**Material provided:**
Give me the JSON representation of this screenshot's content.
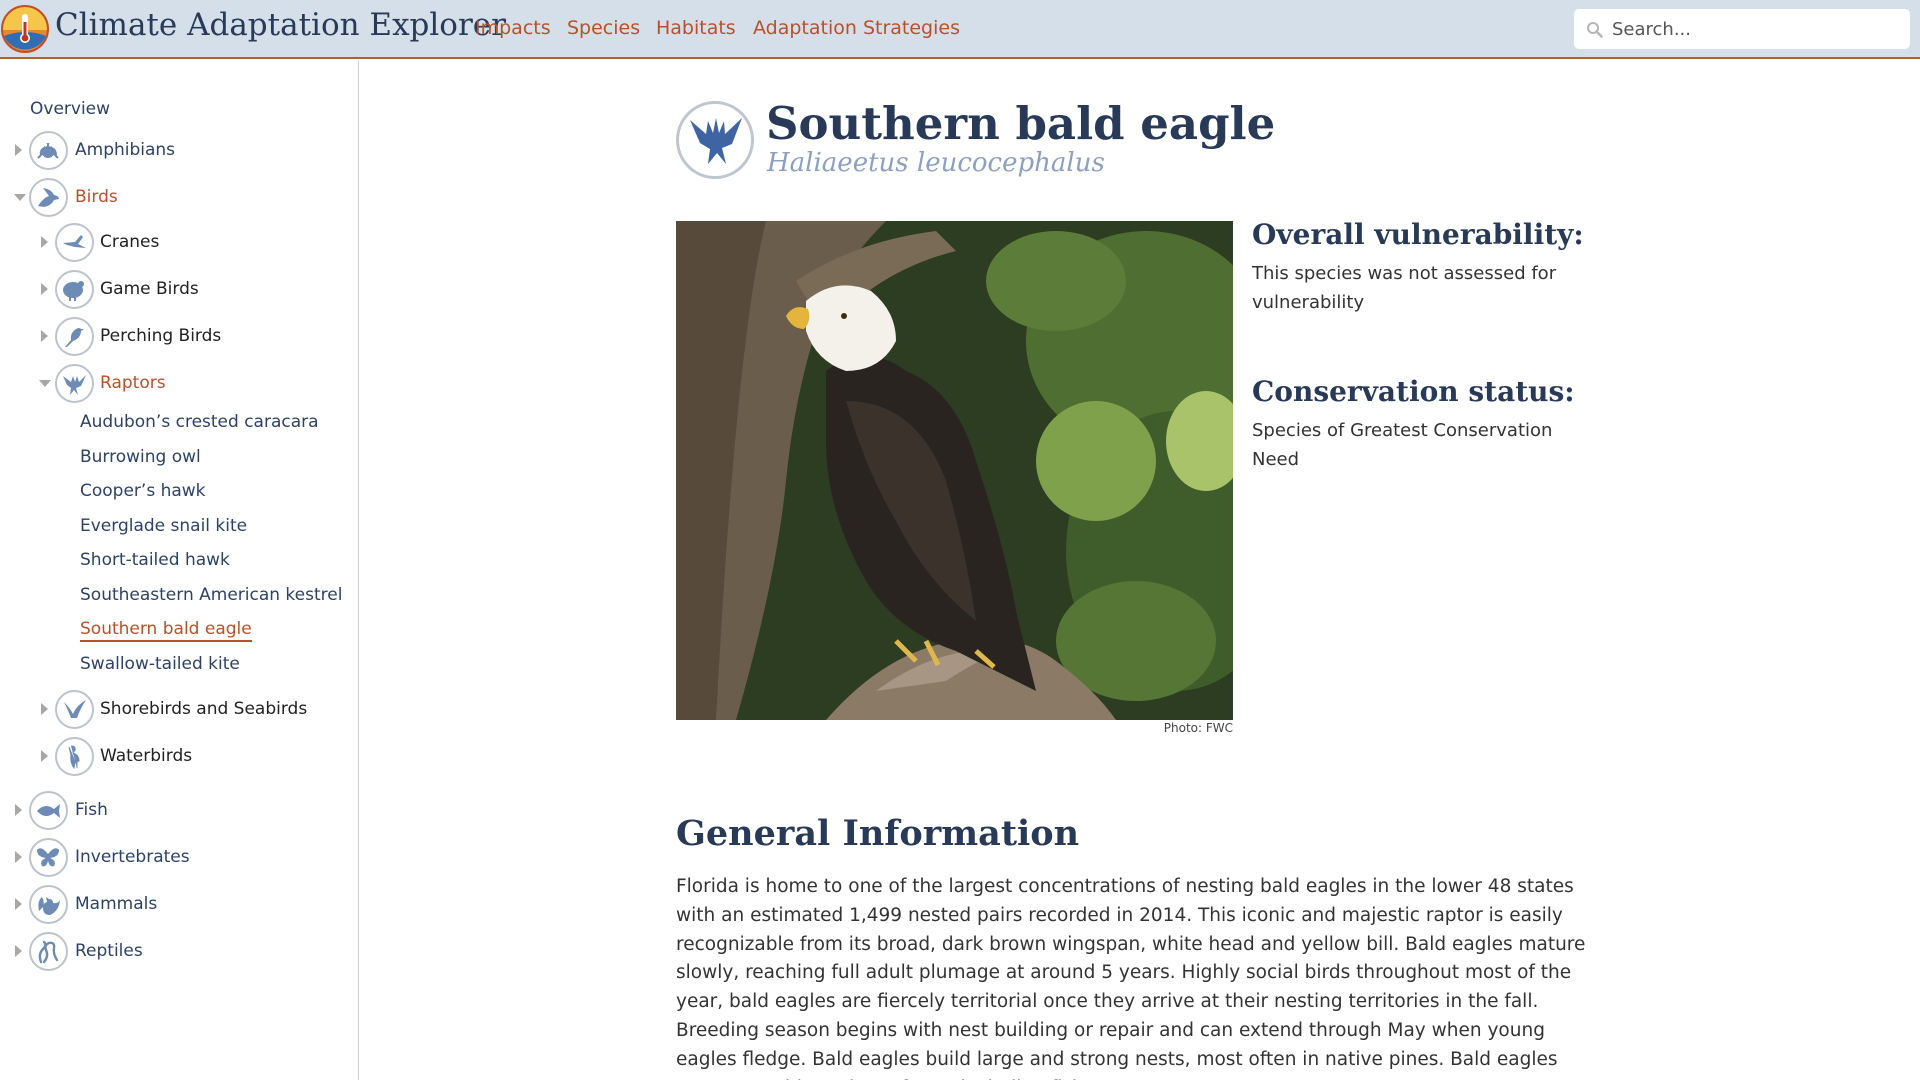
{
  "app": {
    "title": "Climate Adaptation Explorer"
  },
  "nav": {
    "links": [
      "Impacts",
      "Species",
      "Habitats",
      "Adaptation Strategies"
    ]
  },
  "search": {
    "placeholder": "Search..."
  },
  "sidebar": {
    "overview": "Overview",
    "groups": [
      {
        "label": "Amphibians",
        "icon": "frog-icon",
        "expanded": false
      },
      {
        "label": "Birds",
        "icon": "bird-icon",
        "expanded": true,
        "subgroups": [
          {
            "label": "Cranes",
            "icon": "crane-icon",
            "expanded": false
          },
          {
            "label": "Game Birds",
            "icon": "turkey-icon",
            "expanded": false
          },
          {
            "label": "Perching Birds",
            "icon": "songbird-icon",
            "expanded": false
          },
          {
            "label": "Raptors",
            "icon": "eagle-icon",
            "expanded": true,
            "species": [
              "Audubon’s crested caracara",
              "Burrowing owl",
              "Cooper’s hawk",
              "Everglade snail kite",
              "Short-tailed hawk",
              "Southeastern American kestrel",
              "Southern bald eagle",
              "Swallow-tailed kite"
            ],
            "current_species": "Southern bald eagle"
          },
          {
            "label": "Shorebirds and Seabirds",
            "icon": "seabird-icon",
            "expanded": false
          },
          {
            "label": "Waterbirds",
            "icon": "heron-icon",
            "expanded": false
          }
        ]
      },
      {
        "label": "Fish",
        "icon": "fish-icon",
        "expanded": false
      },
      {
        "label": "Invertebrates",
        "icon": "butterfly-icon",
        "expanded": false
      },
      {
        "label": "Mammals",
        "icon": "squirrel-icon",
        "expanded": false
      },
      {
        "label": "Reptiles",
        "icon": "snake-icon",
        "expanded": false
      }
    ]
  },
  "species": {
    "common_name": "Southern bald eagle",
    "scientific_name": "Haliaeetus leucocephalus",
    "photo_credit": "Photo: FWC",
    "vulnerability_heading": "Overall vulnerability:",
    "vulnerability_text": "This species was not assessed for vulnerability",
    "conservation_heading": "Conservation status:",
    "conservation_text": "Species of Greatest Conservation Need",
    "general_heading": "General Information",
    "general_text": "Florida is home to one of the largest concentrations of nesting bald eagles in the lower 48 states with an estimated 1,499 nested pairs recorded in 2014. This iconic and majestic raptor is easily recognizable from its broad, dark brown wingspan, white head and yellow bill. Bald eagles mature slowly, reaching full adult plumage at around 5 years. Highly social birds throughout most of the year, bald eagles are fiercely territorial once they arrive at their nesting territories in the fall. Breeding season begins with nest building or repair and can extend through May when young eagles fledge. Bald eagles build large and strong nests, most often in native pines. Bald eagles capture a wide variety of prey including fish,"
  },
  "colors": {
    "accent": "#b8512a",
    "navy": "#283a57",
    "link": "#2d4266",
    "topbar_bg": "#d4dfea"
  }
}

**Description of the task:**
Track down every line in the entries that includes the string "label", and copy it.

**Response box:**
        "label": "Amphibians",
        "label": "Birds",
            "label": "Cranes",
            "label": "Game Birds",
            "label": "Perching Birds",
            "label": "Raptors",
            "label": "Shorebirds and Seabirds",
            "label": "Waterbirds",
        "label": "Fish",
        "label": "Invertebrates",
        "label": "Mammals",
        "label": "Reptiles",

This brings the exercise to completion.